To leave the book behind perhaps to rot -
The memory of the wife of someone great
(For Robert Browning kept her for a wife!
If keeping is the word for such a love)

It was recovered - I will not say how
Suffice to say, that politics came in.
As lovely as the cause, I like to dream
That such a pretty creature, lived, herself
To find a home in bookshelves like my own.

To read Aurora Leigh is to regret
That you have ever written a conceit.
To read Aurora Leigh is to be glad
That others wrote, and told you how to truth.

It isn't perfect. Daughter of it's age
It wears a petticoat with too much flounce
It buttons up it's neck a bit too high
Sometimes it dreams too long and moves too short.
But somehow, all it's faults render it whole
A less imperfect piece would be less sweet.
The starch bears symbolism far too deep
For any poet to grasp out consciously.

The picture, by the way, is not my own
(Who knew I wasn't female, narrow-necked
or pretty when I sleep?) It bore a line
That broke my heart when I read it as well:

Earth's crammed with Heaven,
And every common bush afire with God:
But only he who sees, takes off his shoes,
The rest sit round it, and pluck blackberries
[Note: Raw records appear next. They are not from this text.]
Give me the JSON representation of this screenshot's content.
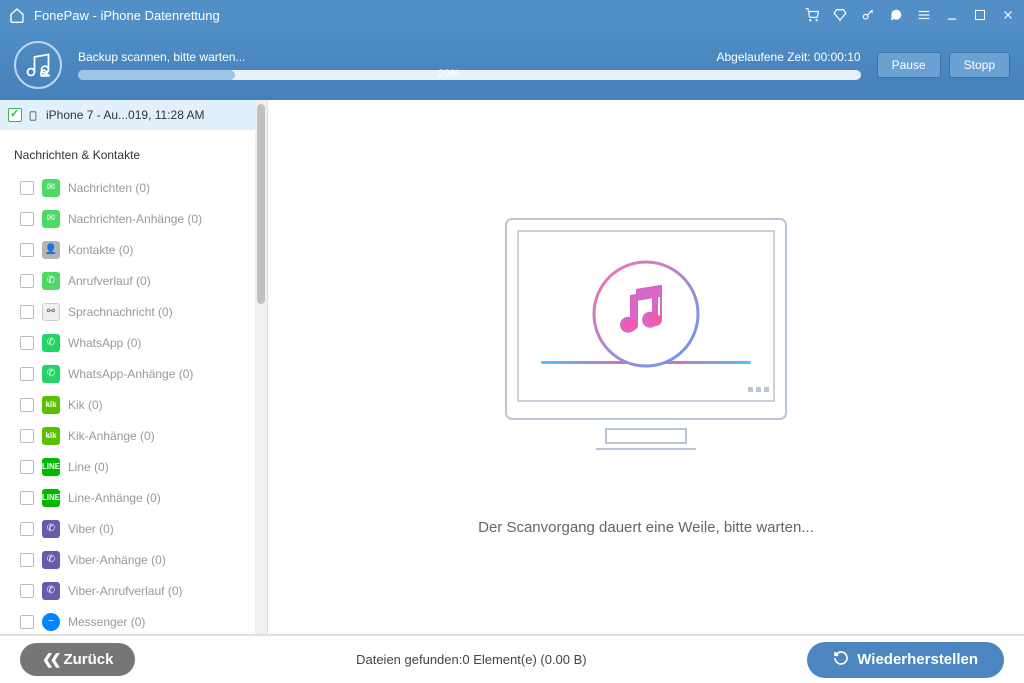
{
  "title": "FonePaw - iPhone Datenrettung",
  "progress": {
    "scan_label": "Backup scannen, bitte warten...",
    "elapsed_prefix": "Abgelaufene Zeit: ",
    "elapsed_time": "00:00:10",
    "percent": "20%",
    "pause_label": "Pause",
    "stop_label": "Stopp"
  },
  "device": {
    "label": "iPhone 7 - Au...019, 11:28 AM"
  },
  "section_messages_contacts": "Nachrichten & Kontakte",
  "items": [
    {
      "label": "Nachrichten (0)",
      "icon": "ico-messages",
      "glyph": "✉"
    },
    {
      "label": "Nachrichten-Anhänge (0)",
      "icon": "ico-messages",
      "glyph": "✉"
    },
    {
      "label": "Kontakte (0)",
      "icon": "ico-contacts",
      "glyph": "👤"
    },
    {
      "label": "Anrufverlauf (0)",
      "icon": "ico-calls",
      "glyph": "✆"
    },
    {
      "label": "Sprachnachricht (0)",
      "icon": "ico-voicemail",
      "glyph": "⚯"
    },
    {
      "label": "WhatsApp (0)",
      "icon": "ico-whatsapp",
      "glyph": "✆"
    },
    {
      "label": "WhatsApp-Anhänge (0)",
      "icon": "ico-whatsapp",
      "glyph": "✆"
    },
    {
      "label": "Kik (0)",
      "icon": "ico-kik",
      "glyph": "kik"
    },
    {
      "label": "Kik-Anhänge (0)",
      "icon": "ico-kik",
      "glyph": "kik"
    },
    {
      "label": "Line (0)",
      "icon": "ico-line",
      "glyph": "LINE"
    },
    {
      "label": "Line-Anhänge (0)",
      "icon": "ico-line",
      "glyph": "LINE"
    },
    {
      "label": "Viber (0)",
      "icon": "ico-viber",
      "glyph": "✆"
    },
    {
      "label": "Viber-Anhänge (0)",
      "icon": "ico-viber",
      "glyph": "✆"
    },
    {
      "label": "Viber-Anrufverlauf (0)",
      "icon": "ico-viber",
      "glyph": "✆"
    },
    {
      "label": "Messenger (0)",
      "icon": "ico-messenger",
      "glyph": "~"
    }
  ],
  "content": {
    "scan_message": "Der Scanvorgang dauert eine Weile, bitte warten..."
  },
  "footer": {
    "back_label": "Zurück",
    "status": "Dateien gefunden:0 Element(e) (0.00 B)",
    "restore_label": "Wiederherstellen"
  }
}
And after Good Ms Brownings better feet
Of iamb, I perhaps had best conclude
Content to say, that poetry - or faith -
Is best restored by Browning - and a line
or two, or maybe seventeen

The heavens were making room to hold the night,
The sevenfold heavens unfolding all their gate
To let the stars out slowly (prophesied
In close-approaching advent, not discerned),
While still the cue-owls from the cypresses
Of the Poggio called and counted every pulse
Of the skyey palpitation. Gradually
The purple and transparent shadows slow
Had filled up the whole valley to the brim,
and flooded all the city which you saw
As some drowned city in some enchanted sea,
Cut off from nature, -Drawing you who gaze,
With passionate desire, to leap and plunge,
And find a sea-king with a voice of waves,
And treacherous soft eyes, and slippery locks
You cannot kiss but you shall bring away
Their salt upon your lips.
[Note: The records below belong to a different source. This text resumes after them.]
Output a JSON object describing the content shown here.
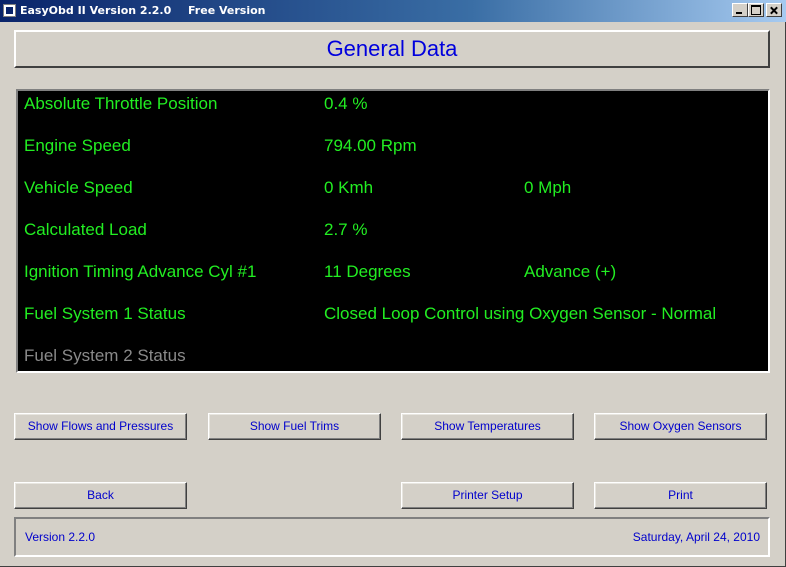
{
  "window": {
    "title": "EasyObd II Version 2.2.0",
    "edition": "Free Version",
    "icons": [
      "app-icon",
      "minimize-icon",
      "maximize-icon",
      "close-icon"
    ]
  },
  "header": {
    "title": "General Data"
  },
  "rows": [
    {
      "label": "Absolute Throttle Position",
      "value": "0.4 %",
      "extra": ""
    },
    {
      "label": "Engine Speed",
      "value": "794.00 Rpm",
      "extra": ""
    },
    {
      "label": "Vehicle Speed",
      "value": "0 Kmh",
      "extra": "0 Mph"
    },
    {
      "label": "Calculated Load",
      "value": "2.7 %",
      "extra": ""
    },
    {
      "label": "Ignition Timing Advance Cyl #1",
      "value": "11 Degrees",
      "extra": "Advance (+)"
    },
    {
      "label": "Fuel System 1 Status",
      "value": "Closed Loop Control using Oxygen Sensor - Normal",
      "extra": ""
    },
    {
      "label": "Fuel System 2 Status",
      "value": "",
      "extra": "",
      "disabled": true
    }
  ],
  "buttons": {
    "flows": "Show Flows and Pressures",
    "fuel_trims": "Show Fuel Trims",
    "temperatures": "Show Temperatures",
    "oxygen": "Show Oxygen Sensors",
    "back": "Back",
    "printer_setup": "Printer Setup",
    "print": "Print"
  },
  "status": {
    "version": "Version 2.2.0",
    "date": "Saturday, April 24, 2010"
  },
  "colors": {
    "value_text": "#22ee22",
    "disabled_text": "#8a8a8a",
    "accent_text": "#0000cc",
    "panel_background": "#000000",
    "chrome": "#d4d0c8"
  }
}
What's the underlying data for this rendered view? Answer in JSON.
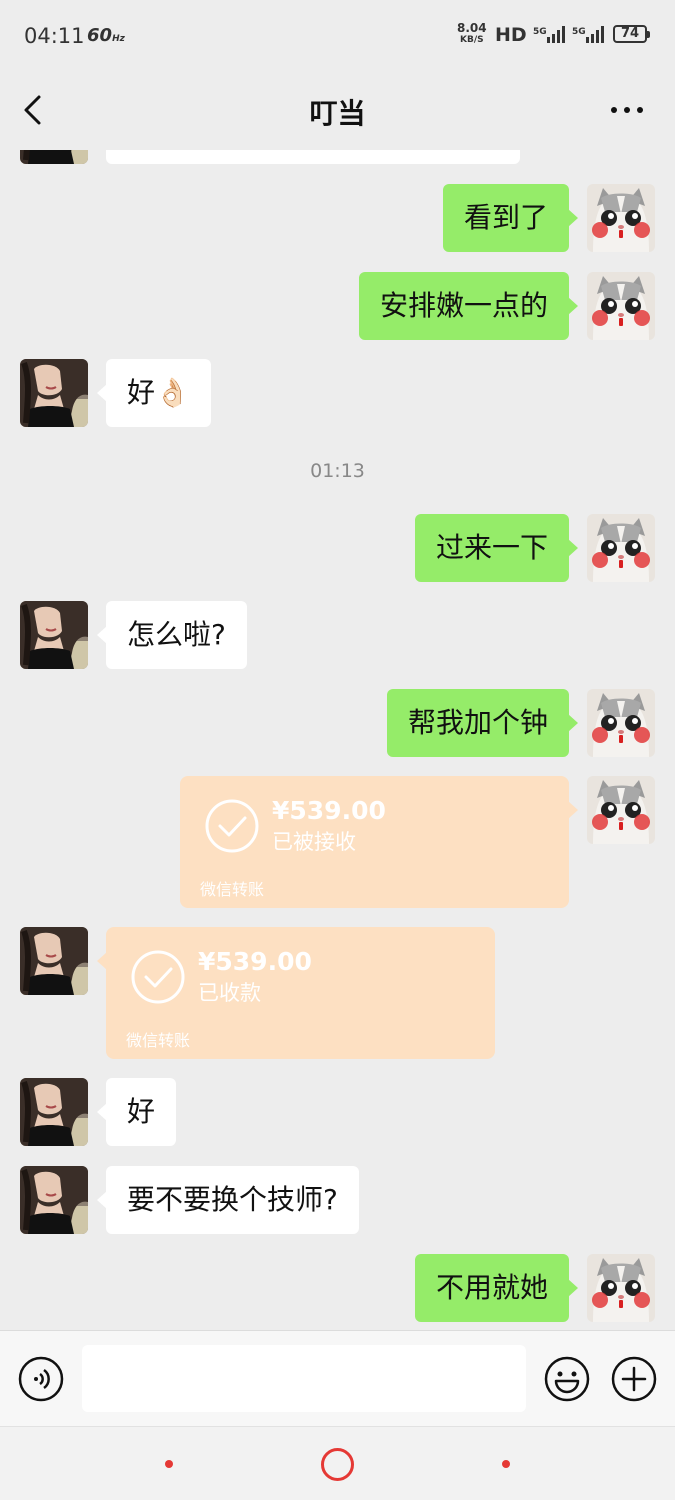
{
  "status_bar": {
    "time": "04:11",
    "refresh_rate": "60",
    "refresh_unit": "Hz",
    "net_speed": "8.04",
    "net_unit": "KB/S",
    "hd": "HD",
    "signal1": "5G",
    "signal2": "5G",
    "battery": "74"
  },
  "header": {
    "title": "叮当"
  },
  "messages": {
    "m1": "看到了",
    "m2": "安排嫩一点的",
    "m3": "好👌🏻",
    "time1": "01:13",
    "m4": "过来一下",
    "m5": "怎么啦?",
    "m6": "帮我加个钟",
    "m7": "好",
    "m8": "要不要换个技师?",
    "m9": "不用就她"
  },
  "transfers": {
    "sent": {
      "amount": "¥539.00",
      "status": "已被接收",
      "label": "微信转账"
    },
    "received": {
      "amount": "¥539.00",
      "status": "已收款",
      "label": "微信转账"
    }
  },
  "input": {
    "placeholder": ""
  },
  "colors": {
    "out_bubble": "#95ec69",
    "in_bubble": "#ffffff",
    "transfer": "#fde0c2",
    "nav_accent": "#e53935"
  }
}
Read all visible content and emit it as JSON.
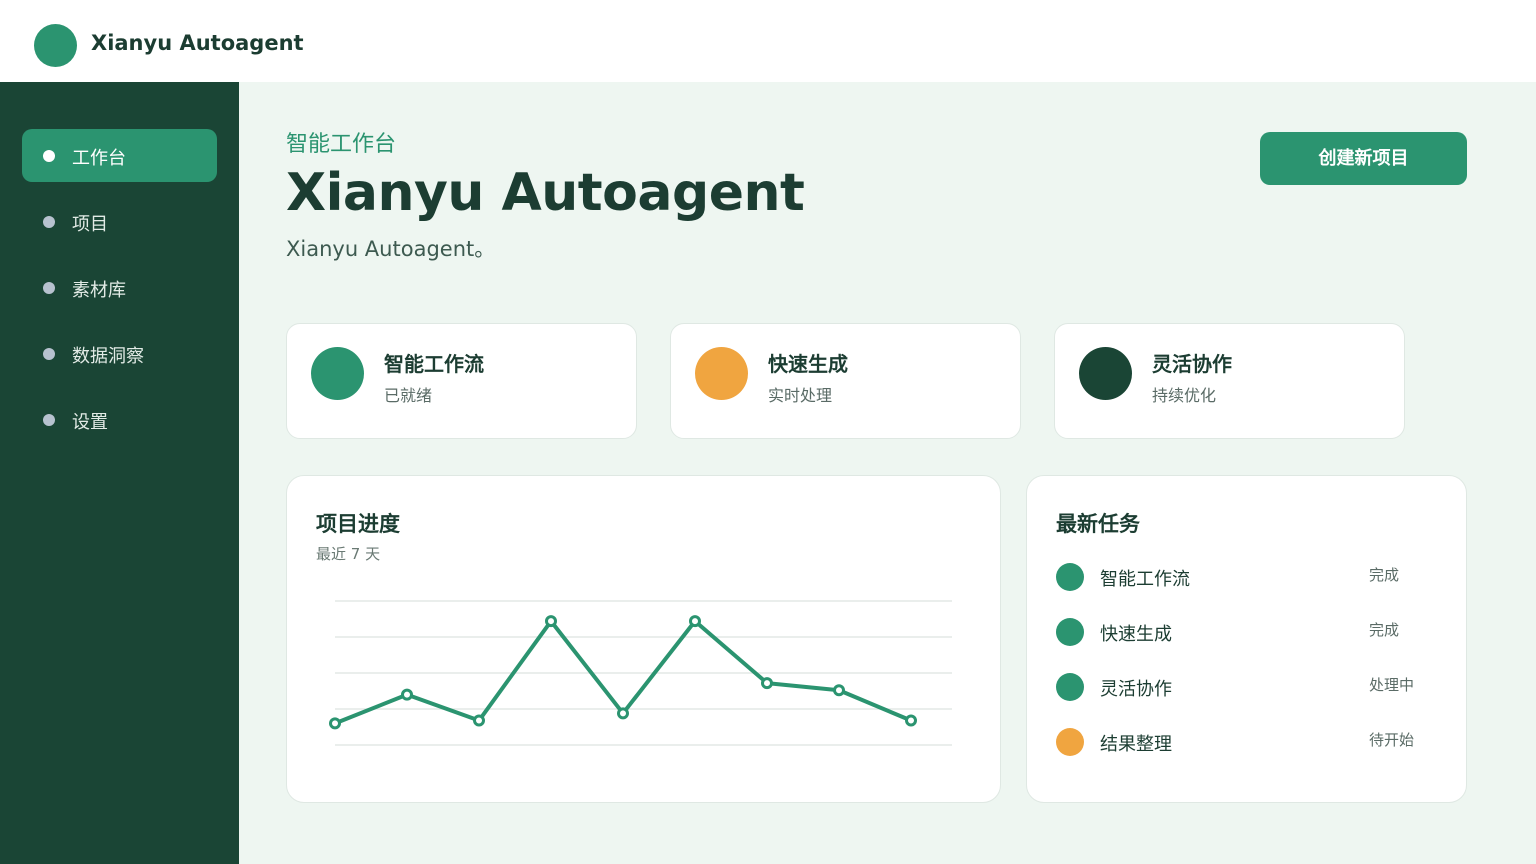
{
  "app": {
    "brand_name": "Xianyu Autoagent"
  },
  "sidebar": {
    "items": [
      {
        "label": "工作台",
        "active": true
      },
      {
        "label": "项目",
        "active": false
      },
      {
        "label": "素材库",
        "active": false
      },
      {
        "label": "数据洞察",
        "active": false
      },
      {
        "label": "设置",
        "active": false
      }
    ]
  },
  "header": {
    "subtitle": "智能工作台",
    "title": "Xianyu Autoagent",
    "description": "Xianyu Autoagent。",
    "create_button": "创建新项目"
  },
  "stats": [
    {
      "title": "智能工作流",
      "subtitle": "已就绪",
      "color": "#2b9470"
    },
    {
      "title": "快速生成",
      "subtitle": "实时处理",
      "color": "#f0a540"
    },
    {
      "title": "灵活协作",
      "subtitle": "持续优化",
      "color": "#1a4535"
    }
  ],
  "progress": {
    "title": "项目进度",
    "subtitle": "最近 7 天"
  },
  "chart_data": {
    "type": "line",
    "title": "项目进度",
    "subtitle": "最近 7 天",
    "grid": true,
    "ylim": [
      0,
      100
    ],
    "series": [
      {
        "values": [
          15,
          35,
          17,
          86,
          22,
          86,
          43,
          38,
          17
        ]
      }
    ]
  },
  "tasks": {
    "title": "最新任务",
    "items": [
      {
        "name": "智能工作流",
        "status": "完成",
        "color": "#2b9470"
      },
      {
        "name": "快速生成",
        "status": "完成",
        "color": "#2b9470"
      },
      {
        "name": "灵活协作",
        "status": "处理中",
        "color": "#2b9470"
      },
      {
        "name": "结果整理",
        "status": "待开始",
        "color": "#f0a540"
      }
    ]
  },
  "colors": {
    "primary": "#2b9470",
    "sidebar": "#1a4535",
    "accent": "#f0a540",
    "background": "#eef6f1"
  }
}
Amanda said...

No wonder it took you so long to write this review. Iambic are such a dork.

And btw, I didn't notice the Catholic priest thing until my mom pointed it out. And it wasn't an insult from me, it was completely neutral, I swear. As for my mom, it was bewildering, and then funny.
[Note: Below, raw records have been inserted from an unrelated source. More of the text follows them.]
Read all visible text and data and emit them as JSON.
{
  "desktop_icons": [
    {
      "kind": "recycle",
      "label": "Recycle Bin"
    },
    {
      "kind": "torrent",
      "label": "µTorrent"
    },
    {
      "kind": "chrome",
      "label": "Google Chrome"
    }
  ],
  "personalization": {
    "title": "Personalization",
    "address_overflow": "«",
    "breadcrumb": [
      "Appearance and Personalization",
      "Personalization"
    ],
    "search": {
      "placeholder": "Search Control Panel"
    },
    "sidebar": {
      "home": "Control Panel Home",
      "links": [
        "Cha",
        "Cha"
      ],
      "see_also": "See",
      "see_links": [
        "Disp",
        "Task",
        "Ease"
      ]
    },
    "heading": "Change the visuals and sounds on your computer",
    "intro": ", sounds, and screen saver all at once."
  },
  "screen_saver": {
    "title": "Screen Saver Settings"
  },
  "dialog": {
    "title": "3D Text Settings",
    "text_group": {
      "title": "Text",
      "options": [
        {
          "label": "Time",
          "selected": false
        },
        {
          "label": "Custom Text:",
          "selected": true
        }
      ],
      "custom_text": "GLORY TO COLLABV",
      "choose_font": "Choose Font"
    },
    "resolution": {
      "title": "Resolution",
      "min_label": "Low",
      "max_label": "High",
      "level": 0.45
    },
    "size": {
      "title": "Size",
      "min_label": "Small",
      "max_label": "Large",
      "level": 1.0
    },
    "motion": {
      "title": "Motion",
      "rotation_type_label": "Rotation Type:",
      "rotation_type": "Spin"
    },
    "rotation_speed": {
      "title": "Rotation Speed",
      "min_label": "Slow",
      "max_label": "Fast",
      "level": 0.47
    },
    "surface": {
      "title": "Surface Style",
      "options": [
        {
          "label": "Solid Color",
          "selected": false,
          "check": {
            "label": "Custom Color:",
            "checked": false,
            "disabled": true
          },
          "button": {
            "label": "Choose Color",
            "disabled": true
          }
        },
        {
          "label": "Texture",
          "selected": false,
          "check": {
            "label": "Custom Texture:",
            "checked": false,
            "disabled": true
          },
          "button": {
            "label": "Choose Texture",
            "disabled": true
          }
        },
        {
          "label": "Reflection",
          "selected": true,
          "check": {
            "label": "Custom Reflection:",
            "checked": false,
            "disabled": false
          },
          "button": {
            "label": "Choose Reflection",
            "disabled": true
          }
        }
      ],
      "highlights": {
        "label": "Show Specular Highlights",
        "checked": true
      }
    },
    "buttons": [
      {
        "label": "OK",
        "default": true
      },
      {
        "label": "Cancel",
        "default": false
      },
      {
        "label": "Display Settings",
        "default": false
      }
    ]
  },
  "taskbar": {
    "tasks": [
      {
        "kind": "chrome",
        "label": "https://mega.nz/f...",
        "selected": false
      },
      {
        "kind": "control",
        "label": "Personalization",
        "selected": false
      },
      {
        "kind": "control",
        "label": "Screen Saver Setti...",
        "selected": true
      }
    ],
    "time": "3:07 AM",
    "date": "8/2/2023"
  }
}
hamilcar barca said...

awesomely done, Jason. or, to put it another way...

I think, therefore iamb.

Anonymous said...

Wow. Jason, you've outdone yourself this time.

I was laughing out loud at some parts of that.

Julie said...

I've had to read a few times now to catch all of that. It's quite amazing and amusing, actually.

Unknown said...

Jen, I want you to know, I'm expecting your next Mexico research book review to be written entirely in Aztec pictograph, now...

Rebecca Reid said...

Wow, this is the best book review I've read in a long time! I've added Elizabeth Barrett Browning to my to read list!

Unknown said...

Thank you, Ms Reid :). If I've given someone the urge to go enjoy Ms Browning, I can't imagine any better compliment.

Amber said...

wow. I've always admired amanda's dedication (to her blog, her craft, to not slacking off in general), and now this. very impressive. I'll have to take it line by line and furrow my brow with concentration to understand it, but just that it was done at all!